Savour Stratford offered a great opportunity to not only taste local products, but also to learn how to fully experience them.  The fact that all of these tastings were rolled into one event made for a great weekend trip full of surprising flavours and new learning in a relaxed, fun environment. Tastings tend to be very social, so although I was traveling solo, I found I was constantly talking to new people and sharing thoughts and opinions on our new discoveries.

Acquiring skills in the art of tasting, picking up some of the vocabulary, and understanding a bit of the context of different beverages can enrich your tasting experiences as you travel. Tell us about your travel tasting experiences in the comments section below. Cheers!


  • Cindy Van Vreede

    I recently went to Mexico. On our way up into the mountains, we stopped at a Tequila Distillery. We taste tested several types of Tequila and I must say the chocolate-coffee bean one was the best ever. You never know how you’ll do at these tasting until you’re doing the tasting!

  • http://www.bankerinthesun.com/ Rashad Pharaon

    Wow, I consider myself pretty well-versed in beer and I’d never even heard of Schlenkerla. Bacon+Beer? Sign me up!

  • anne
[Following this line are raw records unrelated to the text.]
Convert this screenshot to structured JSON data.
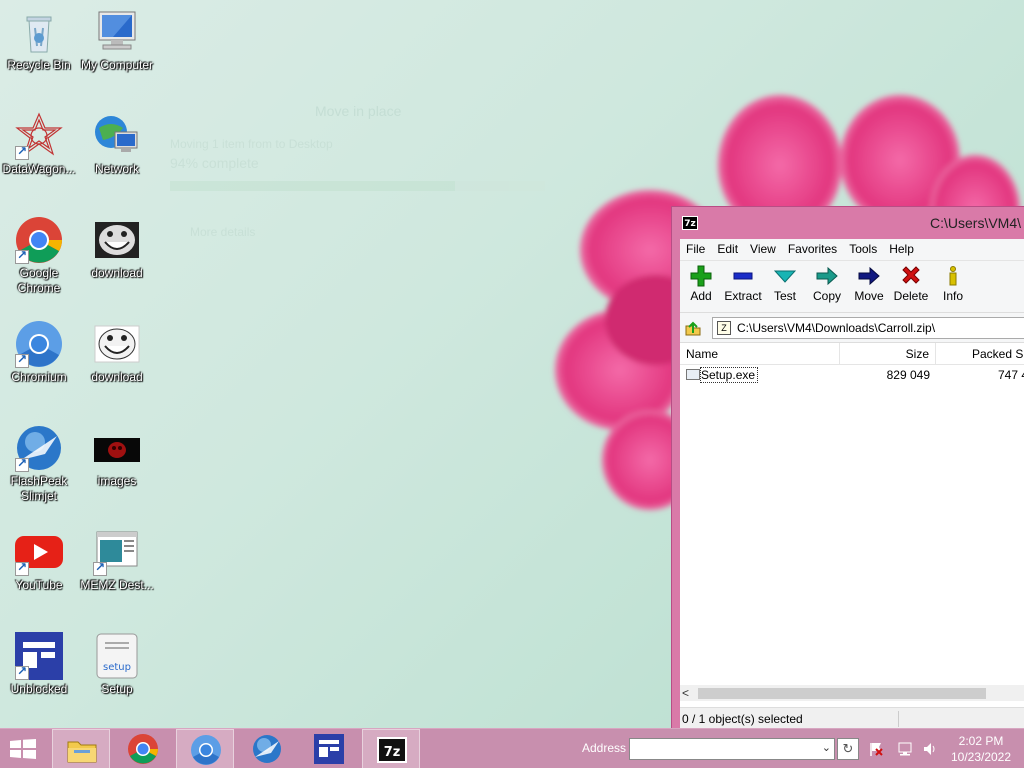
{
  "desktop": {
    "ghost_dialog": {
      "title": "Move in place",
      "line": "Moving 1 item from  to Desktop",
      "progress_text": "94% complete",
      "progress": 0.76,
      "more": "More details"
    },
    "icons": [
      {
        "label": "Recycle Bin"
      },
      {
        "label": "My Computer"
      },
      {
        "label": "DataWagon..."
      },
      {
        "label": "Network"
      },
      {
        "label": "Google Chrome"
      },
      {
        "label": "download"
      },
      {
        "label": "Chromium"
      },
      {
        "label": "download"
      },
      {
        "label": "FlashPeak Slimjet"
      },
      {
        "label": "images"
      },
      {
        "label": "YouTube"
      },
      {
        "label": "MEMZ Dest..."
      },
      {
        "label": "Unblocked"
      },
      {
        "label": "Setup"
      }
    ]
  },
  "sevenzip": {
    "app_icon_text": "7z",
    "title": "C:\\Users\\VM4\\",
    "menu": [
      "File",
      "Edit",
      "View",
      "Favorites",
      "Tools",
      "Help"
    ],
    "toolbar": [
      {
        "label": "Add",
        "icon": "add-icon",
        "color": "#1aa01a"
      },
      {
        "label": "Extract",
        "icon": "extract-icon",
        "color": "#1a2cc8"
      },
      {
        "label": "Test",
        "icon": "test-icon",
        "color": "#18b4b4"
      },
      {
        "label": "Copy",
        "icon": "copy-icon",
        "color": "#1a9a8a"
      },
      {
        "label": "Move",
        "icon": "move-icon",
        "color": "#101880"
      },
      {
        "label": "Delete",
        "icon": "delete-icon",
        "color": "#d01010"
      },
      {
        "label": "Info",
        "icon": "info-icon",
        "color": "#d8c000"
      }
    ],
    "address": "C:\\Users\\VM4\\Downloads\\Carroll.zip\\",
    "columns": [
      "Name",
      "Size",
      "Packed Si"
    ],
    "rows": [
      {
        "name": "Setup.exe",
        "size": "829 049",
        "packed": "747 4"
      }
    ],
    "status": "0 / 1 object(s) selected"
  },
  "taskbar": {
    "address_label": "Address",
    "address_value": "",
    "time": "2:02 PM",
    "date": "10/23/2022",
    "accent": "#c88fae"
  }
}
    Very interesting , yes you are right , wine and Indian do not really go together . My husband will have an Indian beer :-)